PORT TOWNSEND — The Jefferson County Board of Health is recommending an amendment to the county’s Clean Indoor Air Regulation prohibiting e-cigarettes and vapor products from indoor public places and places of employment.
The board cited increased use of e-cigarettes and vapor products, especially among youth, when taking the action Thursday.
Additionally, vaping would not be allowed within 25 feet of doors, windows and air vents, similar to the rules for other tobacco products.
The county’s draft ordinance allows an exception for those places licensed by the state of Washington as a vapor product retailer. According to the state Liquor and Cannabis Board, currently Jefferson County has 16 vapor product retailers.
Six health board members unanimously agreed to regulate vaping and asked staff to proceed with prepared edits to the proposed regulations to include no vaping in public claces for possible approval in June. County Commissioner Kate Dean was in Washington, D.C., and was not available for the vote.
A public hearing will follow later next month that will ask the community for testimony before considering finalizing the ordinance.
If approved, the “no vaping” language would be added to existing “no smoking” signage that property owners are required to post, and a pubic relations campaign would be created to spread the word about the new law. Funding for both signage and the program is available from the Centers for Disease Control and the state tobacco tax, according to the Board of Health.
“We are not getting out in front of this, we are behind other local health jurisdictions,” said Stuart Whitford, environmental health division director.
“There is enough science to suggest that this aerosol is problematic as a second-hand issue.”
County Public Health Educator Karen Obermeyer said 37 percent of Jefferson County 10th graders report current e-cigarette or vapor product use, according to a 2018 Healthy Youth Survey.
“Although the vast majority of teens in Jefferson County do not vape, the drastic increase in the use of vapor products among youth is concerning,” she said.
The state Department of Health reports that four times as many 10th graders reported vaping (21 percent) than smoking cigarettes (5 percent), and only about one-third of all Washington state 10th graders surveyed thought vaping was harmful.
“Young people who discount the health risks of vaping products are ignoring the serious risks of nicotine addiction,” said Dr. Tom Locke, Jefferson County health officer.
“Like other addictive drugs, nicotine produces a physical dependence and users experience withdrawal symptoms when they try to stop,” he added.
“The longer this goes on, the harder it is to control the use of the drug.
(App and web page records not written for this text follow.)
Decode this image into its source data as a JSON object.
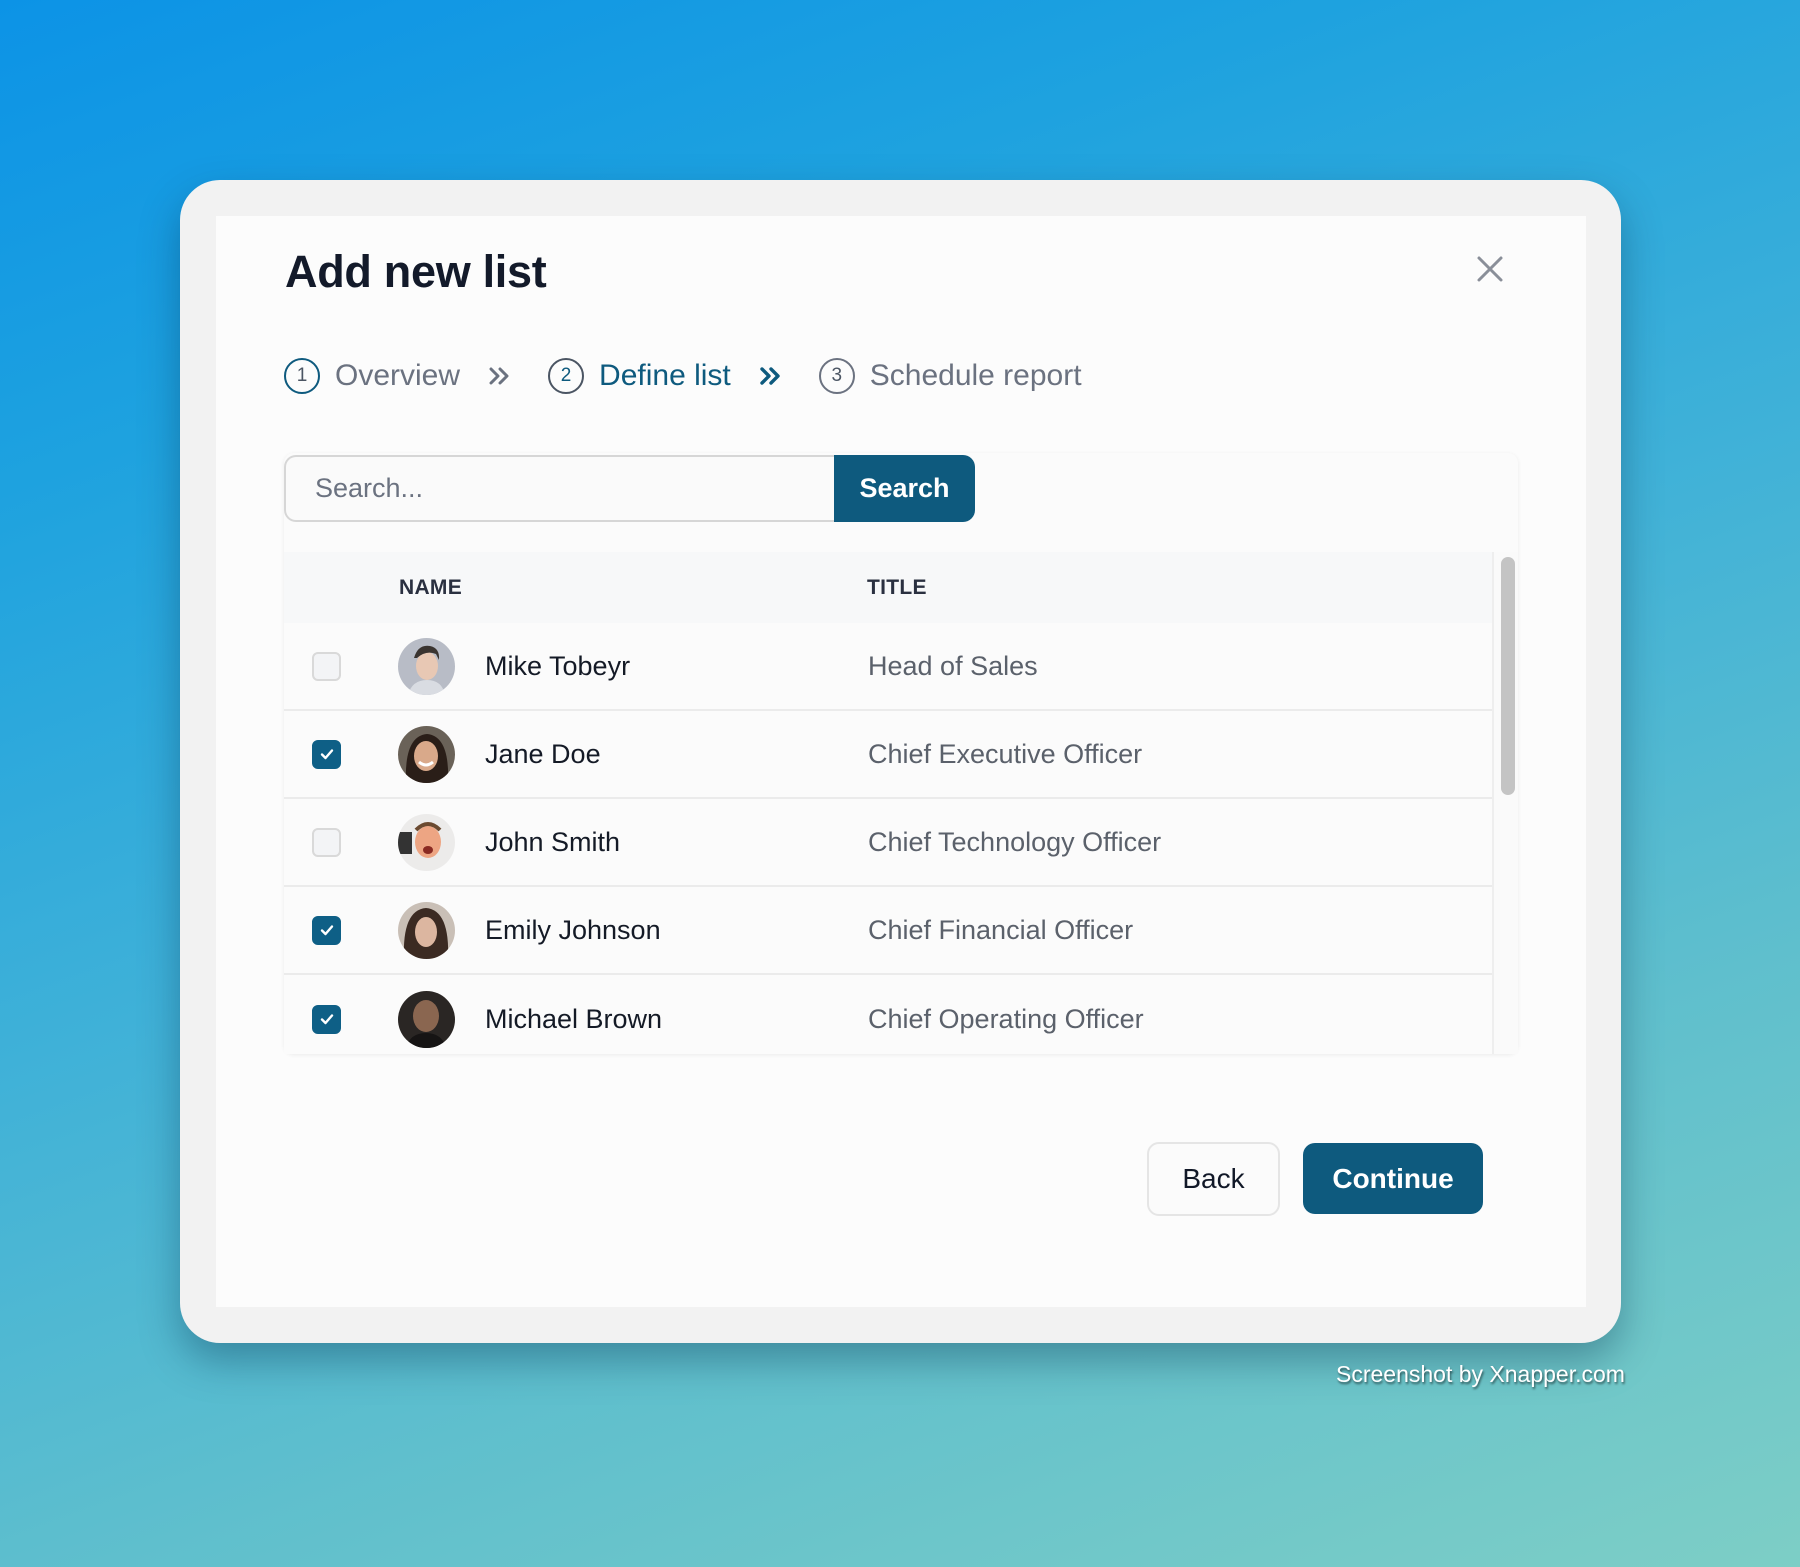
{
  "dialog": {
    "title": "Add new list",
    "close_icon": "close-icon"
  },
  "steps": [
    {
      "number": "1",
      "label": "Overview",
      "state": "done"
    },
    {
      "number": "2",
      "label": "Define list",
      "state": "active"
    },
    {
      "number": "3",
      "label": "Schedule report",
      "state": "upcoming"
    }
  ],
  "step_separator_icon": "double-chevron-right-icon",
  "search": {
    "placeholder": "Search...",
    "value": "",
    "button_label": "Search"
  },
  "table": {
    "columns": [
      "NAME",
      "TITLE"
    ],
    "rows": [
      {
        "name": "Mike Tobeyr",
        "title": "Head of Sales",
        "checked": false
      },
      {
        "name": "Jane Doe",
        "title": "Chief Executive Officer",
        "checked": true
      },
      {
        "name": "John Smith",
        "title": "Chief Technology Officer",
        "checked": false
      },
      {
        "name": "Emily Johnson",
        "title": "Chief Financial Officer",
        "checked": true
      },
      {
        "name": "Michael Brown",
        "title": "Chief Operating Officer",
        "checked": true
      }
    ]
  },
  "footer": {
    "back_label": "Back",
    "continue_label": "Continue"
  },
  "watermark": "Screenshot by Xnapper.com",
  "colors": {
    "accent": "#0e5a7e",
    "checkbox_checked": "#0e5f86",
    "title_text": "#131a2a",
    "muted_text": "#6b7280"
  }
}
Once the brain becomes addicted to a drug like nicotine, it can cause a lifelong problem. The best way to prevent nicotine addiction is to never start using it in the first place.”
Studies conducted by the U.S. Food and Drug Administration show that vapor products release fine and ultrafine particles of solvents, flavoring and chemical by-products produced in the heating process that can include carcinogens, heavy metals like tin and lead, and other hazardous chemicals.
Nicotine, one of the main chemical components of most e-liquid solutions, is a highly addictive and toxic chemical, studies say.
The Board of Health also may consider an ordinance later this year that restricts vaping use in outdoor public places.
Currently 11 of the state’s 39 counties have passed regulations against vaping in public places under their authority to protect public health. Clallam County adopted an ordinance that prohibits vaping in county workplaces as well as in parks and on trails.
“Skagit County just passed the ordinance making it the 11th local county to do so,” Obermeyer said. “Perhaps we can be the 12th.”
Parents can find resources about Tips for Talking to you Teen about vapor products on the Jefferson County public health website at www.jeffersoncountypublichealth.org.
Jefferson County Reporter Jeannie McMacken can be reached at 360-385-2335 or at [email protected]